We had a great time with the bandaging largely because the horse hated it. He stood quietly while we did the bandage and that made it easier. But we had to apply the bandage very tightly to minimize knee movement. So when we let him go he had to try and figure out why his knee would not bend the way it was supposed to. Very amusing. Well that was our first experience with the vet. And our tally at the end of this little adventure is thus:
Okay, so the tally stand thus:
Daughter: $900.00 for horse
Dad: $100 dollars for horse
$950 for trailer
$550 for receiver and hitch.
$300 first months boarding
$450 for saddle, breast collar and cinch
$120 for saddle pad
$200 for headstall, reigns and grooming supplies
$75 for miscellaneous sundries such as muck rake and bucket and the like.
$200 for trailer training
$1200 for four months board.
$50 for grain (Grain! Are you kidding me! Why do hay burners need grain! Next up - nutrition)

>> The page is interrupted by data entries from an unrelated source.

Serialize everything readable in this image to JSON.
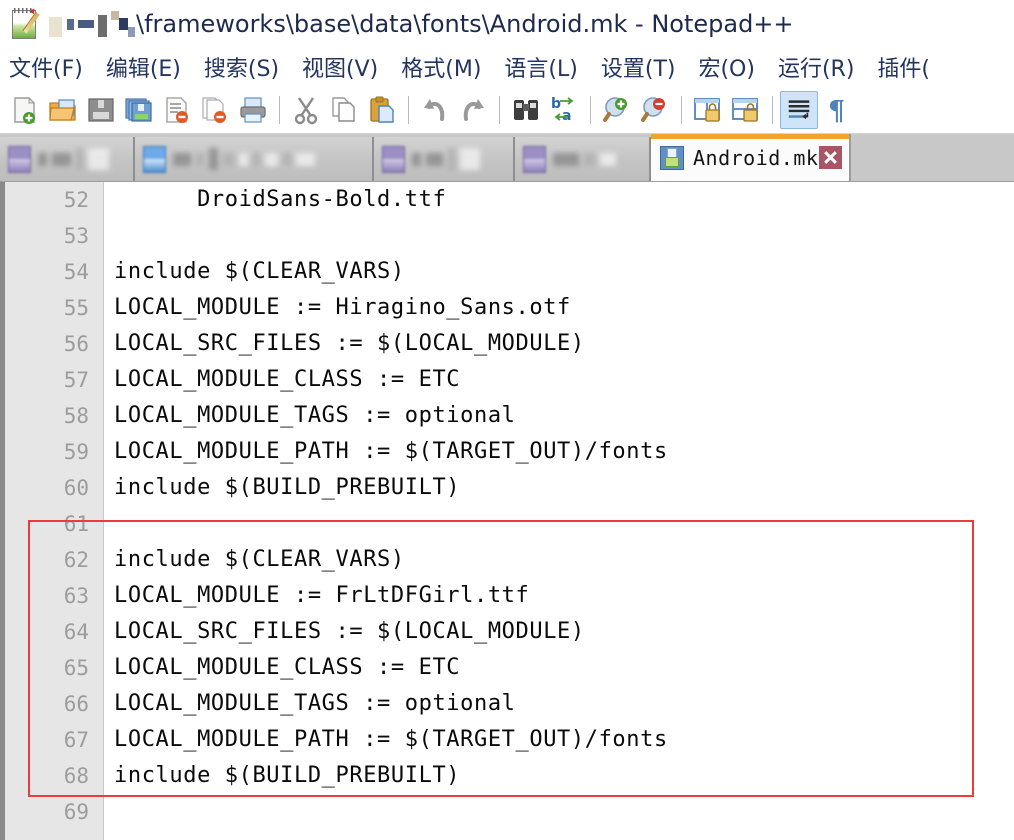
{
  "window": {
    "title_path_redacted": true,
    "title": "\\frameworks\\base\\data\\fonts\\Android.mk - Notepad++",
    "logo_icon": "notepad-plus-plus-icon"
  },
  "menubar": {
    "items": [
      {
        "label": "文件(F)",
        "name": "menu-file"
      },
      {
        "label": "编辑(E)",
        "name": "menu-edit"
      },
      {
        "label": "搜索(S)",
        "name": "menu-search"
      },
      {
        "label": "视图(V)",
        "name": "menu-view"
      },
      {
        "label": "格式(M)",
        "name": "menu-format"
      },
      {
        "label": "语言(L)",
        "name": "menu-language"
      },
      {
        "label": "设置(T)",
        "name": "menu-settings"
      },
      {
        "label": "宏(O)",
        "name": "menu-macro"
      },
      {
        "label": "运行(R)",
        "name": "menu-run"
      },
      {
        "label": "插件(",
        "name": "menu-plugins"
      }
    ]
  },
  "toolbar": {
    "buttons": [
      {
        "icon": "new-file-icon",
        "tooltip": "新建",
        "active": false
      },
      {
        "icon": "open-folder-icon",
        "tooltip": "打开",
        "active": false
      },
      {
        "icon": "save-icon",
        "tooltip": "保存",
        "active": false
      },
      {
        "icon": "save-all-icon",
        "tooltip": "全部保存",
        "active": false
      },
      {
        "icon": "close-file-icon",
        "tooltip": "关闭",
        "active": false
      },
      {
        "icon": "close-all-files-icon",
        "tooltip": "全部关闭",
        "active": false
      },
      {
        "icon": "print-icon",
        "tooltip": "打印",
        "active": false
      },
      {
        "icon": "cut-scissors-icon",
        "tooltip": "剪切",
        "active": false
      },
      {
        "icon": "copy-icon",
        "tooltip": "复制",
        "active": false
      },
      {
        "icon": "paste-clipboard-icon",
        "tooltip": "粘贴",
        "active": false
      },
      {
        "icon": "undo-arrow-icon",
        "tooltip": "撤销",
        "active": false
      },
      {
        "icon": "redo-arrow-icon",
        "tooltip": "恢复",
        "active": false
      },
      {
        "icon": "find-binoculars-icon",
        "tooltip": "查找",
        "active": false
      },
      {
        "icon": "replace-icon",
        "tooltip": "替换",
        "active": false
      },
      {
        "icon": "zoom-in-icon",
        "tooltip": "放大",
        "active": false
      },
      {
        "icon": "zoom-out-icon",
        "tooltip": "缩小",
        "active": false
      },
      {
        "icon": "sync-vertical-scroll-icon",
        "tooltip": "同步垂直滚动",
        "active": false
      },
      {
        "icon": "sync-horizontal-scroll-icon",
        "tooltip": "同步水平滚动",
        "active": false
      },
      {
        "icon": "word-wrap-icon",
        "tooltip": "自动换行",
        "active": true
      },
      {
        "icon": "show-all-characters-pilcrow-icon",
        "tooltip": "显示所有字符",
        "active": false
      }
    ]
  },
  "tabs": {
    "items": [
      {
        "label": "",
        "redacted": true,
        "active": false,
        "name": "tab-redacted-1"
      },
      {
        "label": "",
        "redacted": true,
        "active": false,
        "name": "tab-redacted-2"
      },
      {
        "label": "",
        "redacted": true,
        "active": false,
        "name": "tab-redacted-3"
      },
      {
        "label": "",
        "redacted": true,
        "active": false,
        "name": "tab-redacted-4"
      }
    ],
    "active_tab": {
      "label": "Android.mk",
      "icon": "save-floppy-icon",
      "close_icon": "close-x-icon",
      "modified": false
    }
  },
  "editor": {
    "first_visible_line": 52,
    "lines": [
      {
        "no": "52",
        "text": "      DroidSans-Bold.ttf"
      },
      {
        "no": "53",
        "text": ""
      },
      {
        "no": "54",
        "text": "include $(CLEAR_VARS)"
      },
      {
        "no": "55",
        "text": "LOCAL_MODULE := Hiragino_Sans.otf"
      },
      {
        "no": "56",
        "text": "LOCAL_SRC_FILES := $(LOCAL_MODULE)"
      },
      {
        "no": "57",
        "text": "LOCAL_MODULE_CLASS := ETC"
      },
      {
        "no": "58",
        "text": "LOCAL_MODULE_TAGS := optional"
      },
      {
        "no": "59",
        "text": "LOCAL_MODULE_PATH := $(TARGET_OUT)/fonts"
      },
      {
        "no": "60",
        "text": "include $(BUILD_PREBUILT)"
      },
      {
        "no": "61",
        "text": ""
      },
      {
        "no": "62",
        "text": "include $(CLEAR_VARS)"
      },
      {
        "no": "63",
        "text": "LOCAL_MODULE := FrLtDFGirl.ttf"
      },
      {
        "no": "64",
        "text": "LOCAL_SRC_FILES := $(LOCAL_MODULE)"
      },
      {
        "no": "65",
        "text": "LOCAL_MODULE_CLASS := ETC"
      },
      {
        "no": "66",
        "text": "LOCAL_MODULE_TAGS := optional"
      },
      {
        "no": "67",
        "text": "LOCAL_MODULE_PATH := $(TARGET_OUT)/fonts"
      },
      {
        "no": "68",
        "text": "include $(BUILD_PREBUILT)"
      },
      {
        "no": "69",
        "text": ""
      }
    ],
    "annotation": {
      "type": "rectangle",
      "color": "#ee3a3a",
      "covers_lines": "61-68"
    }
  },
  "colors": {
    "title_text": "#1d2a4d",
    "menu_text": "#23355e",
    "tab_active_accent": "#f3a22a",
    "tabbar_bg": "#c8c8c8",
    "gutter_bg": "#e6e6e6",
    "lineno_text": "#9c9c9c",
    "code_text": "#0a0a0a",
    "annotation_red": "#ee3a3a",
    "toolbar_active_bg": "#cfe4f8"
  }
}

$1800 for about 6 months more of board.
$50 for 6 months of grain (we figured out a reasonable ration)
$1250 for knee care
I am pleased to report that B's knee healed fine. There is not even a scar. He did not develope any infections and there have been no lingering issues. Except he is still a klutz.
Last summer, The Instigator gave B a bath. She spent and hour washing and drying and brushing. He looked pretty darn good. She took him back to the pasture and let him go. He went into this beautiful extend trot that only Arabians can do. Head high, chin down and tail almost straight up. With a freshly cleaned main and tail he look good. Really good. And then he tripped and fell down. He rolled over and popped right back up with a look on his face that seemed to say, "That was planned. I'm fine! Nothing to see here!" The look on my face said, "Damn! Time to call the farrier for a trim."
And one more thing to note at this point. I am starting to learn something about myself. I am discovering that I like horses. I have learned that they each have a unique personality. I have learned that I like riding a horse that is not part of tourist trail riding string. Who knew.